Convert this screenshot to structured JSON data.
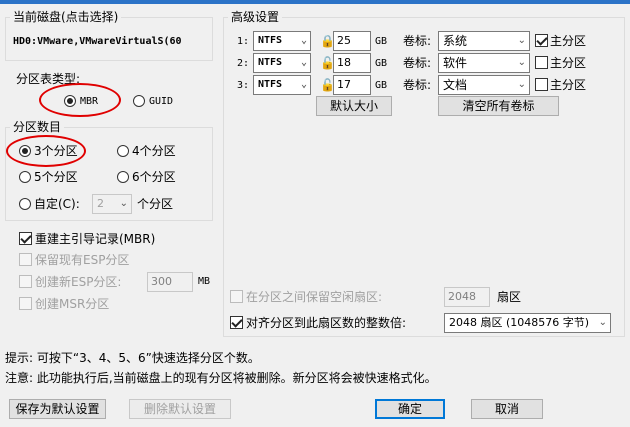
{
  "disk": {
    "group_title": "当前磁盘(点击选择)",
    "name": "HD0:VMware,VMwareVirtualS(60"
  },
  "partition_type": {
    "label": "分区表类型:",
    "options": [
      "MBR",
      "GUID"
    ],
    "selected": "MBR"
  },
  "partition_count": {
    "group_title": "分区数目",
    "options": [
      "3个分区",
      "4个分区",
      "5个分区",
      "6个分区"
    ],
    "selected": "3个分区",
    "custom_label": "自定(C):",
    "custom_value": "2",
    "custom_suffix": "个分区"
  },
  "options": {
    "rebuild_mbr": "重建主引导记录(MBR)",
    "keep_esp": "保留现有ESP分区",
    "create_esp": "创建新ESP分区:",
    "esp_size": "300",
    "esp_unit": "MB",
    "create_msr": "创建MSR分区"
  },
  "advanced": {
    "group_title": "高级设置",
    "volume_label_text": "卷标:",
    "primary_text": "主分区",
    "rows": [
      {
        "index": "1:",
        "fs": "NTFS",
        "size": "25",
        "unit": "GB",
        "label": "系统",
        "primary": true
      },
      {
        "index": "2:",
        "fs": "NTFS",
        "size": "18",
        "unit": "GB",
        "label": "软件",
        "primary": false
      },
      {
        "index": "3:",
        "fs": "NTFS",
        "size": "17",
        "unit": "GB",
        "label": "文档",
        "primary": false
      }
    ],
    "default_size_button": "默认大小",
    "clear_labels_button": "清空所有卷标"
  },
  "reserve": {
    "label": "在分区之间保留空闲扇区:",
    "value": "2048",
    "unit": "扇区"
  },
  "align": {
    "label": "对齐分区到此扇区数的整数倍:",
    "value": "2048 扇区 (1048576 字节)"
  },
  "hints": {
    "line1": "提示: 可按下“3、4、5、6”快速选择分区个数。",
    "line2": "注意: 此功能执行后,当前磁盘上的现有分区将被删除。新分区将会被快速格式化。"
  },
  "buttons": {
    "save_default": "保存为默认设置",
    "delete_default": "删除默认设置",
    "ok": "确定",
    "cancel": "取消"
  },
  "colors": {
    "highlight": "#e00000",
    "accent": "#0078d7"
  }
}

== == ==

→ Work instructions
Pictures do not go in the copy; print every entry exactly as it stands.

→ Solution for this exercise
Convert this screenshot to structured JSON data.
{
  "disk": {
    "group_title": "当前磁盘(点击选择)",
    "name": "HD0:VMware,VMwareVirtualS(60"
  },
  "partition_type": {
    "label": "分区表类型:",
    "options": [
      "MBR",
      "GUID"
    ],
    "selected": "MBR"
  },
  "partition_count": {
    "group_title": "分区数目",
    "options": [
      "3个分区",
      "4个分区",
      "5个分区",
      "6个分区"
    ],
    "selected": "3个分区",
    "custom_label": "自定(C):",
    "custom_value": "2",
    "custom_suffix": "个分区"
  },
  "options": {
    "rebuild_mbr": "重建主引导记录(MBR)",
    "keep_esp": "保留现有ESP分区",
    "create_esp": "创建新ESP分区:",
    "esp_size": "300",
    "esp_unit": "MB",
    "create_msr": "创建MSR分区"
  },
  "advanced": {
    "group_title": "高级设置",
    "volume_label_text": "卷标:",
    "primary_text": "主分区",
    "rows": [
      {
        "index": "1:",
        "fs": "NTFS",
        "size": "25",
        "unit": "GB",
        "label": "系统",
        "primary": true
      },
      {
        "index": "2:",
        "fs": "NTFS",
        "size": "18",
        "unit": "GB",
        "label": "软件",
        "primary": false
      },
      {
        "index": "3:",
        "fs": "NTFS",
        "size": "17",
        "unit": "GB",
        "label": "文档",
        "primary": false
      }
    ],
    "default_size_button": "默认大小",
    "clear_labels_button": "清空所有卷标"
  },
  "reserve": {
    "label": "在分区之间保留空闲扇区:",
    "value": "2048",
    "unit": "扇区"
  },
  "align": {
    "label": "对齐分区到此扇区数的整数倍:",
    "value": "2048 扇区 (1048576 字节)"
  },
  "hints": {
    "line1": "提示: 可按下“3、4、5、6”快速选择分区个数。",
    "line2": "注意: 此功能执行后,当前磁盘上的现有分区将被删除。新分区将会被快速格式化。"
  },
  "buttons": {
    "save_default": "保存为默认设置",
    "delete_default": "删除默认设置",
    "ok": "确定",
    "cancel": "取消"
  },
  "colors": {
    "highlight": "#e00000",
    "accent": "#0078d7"
  }
}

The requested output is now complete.